Now that you have pored over your gardening catalogs, ordered your seeds, and set up your indoor greenhouse, it’s time to get yourself and your equipment into shape for the gardening season.
Gardening can be a wonderful physical activity to promote flexibility, strength, better balance, stress reduction, and improved bone density. It’s a great way to burn off calories while obtaining the ultimate reward—beautiful flowers, fresh fruits, and fresh vegetables. Unfortunately, gardening can also cause injuries and illnesses; such as sprains and strains, fractures, heat exhaustion, bug bites, poison ivy, and machine-related injuries.
Here are some safety tips for gardening:
- Perform a Tool Check – Sharpen your tools and tighten the handles. Make sure you are using the right tool for the job and use long-handled tools when possible. Add a two-wheeled cart (less likely to tip over), padded knee cushion, and a small rolling stool to your inventory.
- Dress to Protect – Wear sturdy shoes, long pants, garden gloves, long-sleeved shirts, and a wide-brimmed hat. Apply sunscreen and bug repellant several times during the day. Perform tick checks. Consider wearing knee-high rubber boots and spray bug repellant on them—easy to hose off, no laces to catch on the chicken wire, and toe protection all at the same time.
- Use of Powered Equipment – Make sure the electric and gas-operated equipment is in good working order, and that you know how to safely operate them. Wear protective gloves. Never put your hands into equipment while it is running. Avoid wearing loose-fitting clothing as it might get sucked in- along with your hand.
- Use of Pesticides and Organic Gardening – Follow all directions carefully and wear protective clothing. Have clean water nearby to rinse off any residue that lands on you. Wear goggles to protect your eyes.

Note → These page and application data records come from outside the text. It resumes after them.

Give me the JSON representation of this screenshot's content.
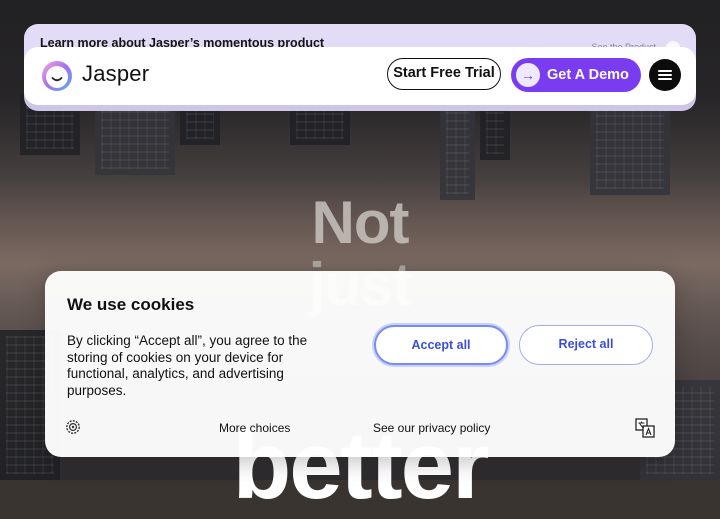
{
  "banner": {
    "text": "Learn more about Jasper’s momentous product",
    "link": "See the Product"
  },
  "nav": {
    "brand": "Jasper",
    "trial_label": "Start Free Trial",
    "demo_label": "Get A Demo",
    "demo_arrow": "→",
    "menu_icon": "hamburger-icon"
  },
  "hero": {
    "line1": "Not",
    "line2": "just",
    "line3": "better"
  },
  "cookies": {
    "title": "We use cookies",
    "body": "By clicking “Accept all”, you agree to the storing of cookies on your device for functional, analytics, and advertising purposes.",
    "accept_label": "Accept all",
    "reject_label": "Reject all",
    "more_label": "More choices",
    "privacy_label": "See our privacy policy",
    "settings_icon": "gear-icon",
    "language_icon": "translate-icon"
  },
  "colors": {
    "brand_purple": "#7a3cf0",
    "banner_bg": "#e3dcf7",
    "cookie_button_text": "#3b4fd6"
  }
}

- Hydration and Nutrition – Drink plenty of water while gardening so as to avoid dehydration thereby preventing heat exhaustion and heatstroke. Bring healthy snacks to provide energy.
While the first warm spring day can tempt a gardener to spend the whole day outside, it is very important to prepare your body for gardening as well. Otherwise, you may develop muscle soreness or tendonitis.
Here are some tips to get your body ready for gardening. Many of these can be started 4-6 weeks before you break ground in the spring.
- Establish your range of motion to get in the positions that you use when gardening – perform stretching exercises daily. Practice kneeling, squatting, crawling, sitting on your heels.
- Develop the strength necessary to perform gardening tasks – perform general strengthening exercises daily with light weights or exercise bands. Practice squatting and getting up/down from the ground.
- Plan out your garden ahead of time – Consider adding formed raised beds. I have used 2” x 12” boards with great success as they are high enough to double as a seat while planting seeds, weeding, or harvesting. Table height garden boxes work nicely as well.
- Mulch, Mulch, Mulch – In addition to providing soil nutrition and water conservation, mulch can be used to deter weed formation—hence less work. I use cardboard or several layers of newspaper, topped with straw for my footpaths. Mulch for the garden beds can vary based on soil requirements. Compost, chopped leaves, grass clippings, and garden fabric topped with straw all work well.
- Water – Consider installing drip irrigation for your plants. It will conserve water and save your hands from developing arthritic pain or tendonitis.
- Protective row covers – If you have ever planted potatoes, you have had to deal with Colorado potato beetles. These are managed by hand-picking and some natural repellants in an organic garden. The use of crop rotation methods combined with row covers will deter their infestation.
- Garden early in the day – This will help you to avoid heat exhaustion and sunburn. Also, it will allow you to continue to move throughout the day and deter soreness from building up
- Stretch before you garden – This will make kneeling and squatting easier
- Build up your gardening time – In order to avoid pain and muscle soreness, begin with short gardening stints of one hour, and build up your time to 2-3 hours at a time. Listen to your body as it may need more time to recuperate.
Enjoy the 2020 Gardening Season. May your harvests be plentiful!
Dr. Lori Schneider is a Physical Therapist and Regional Director for Access Physical Therapy and Wellness.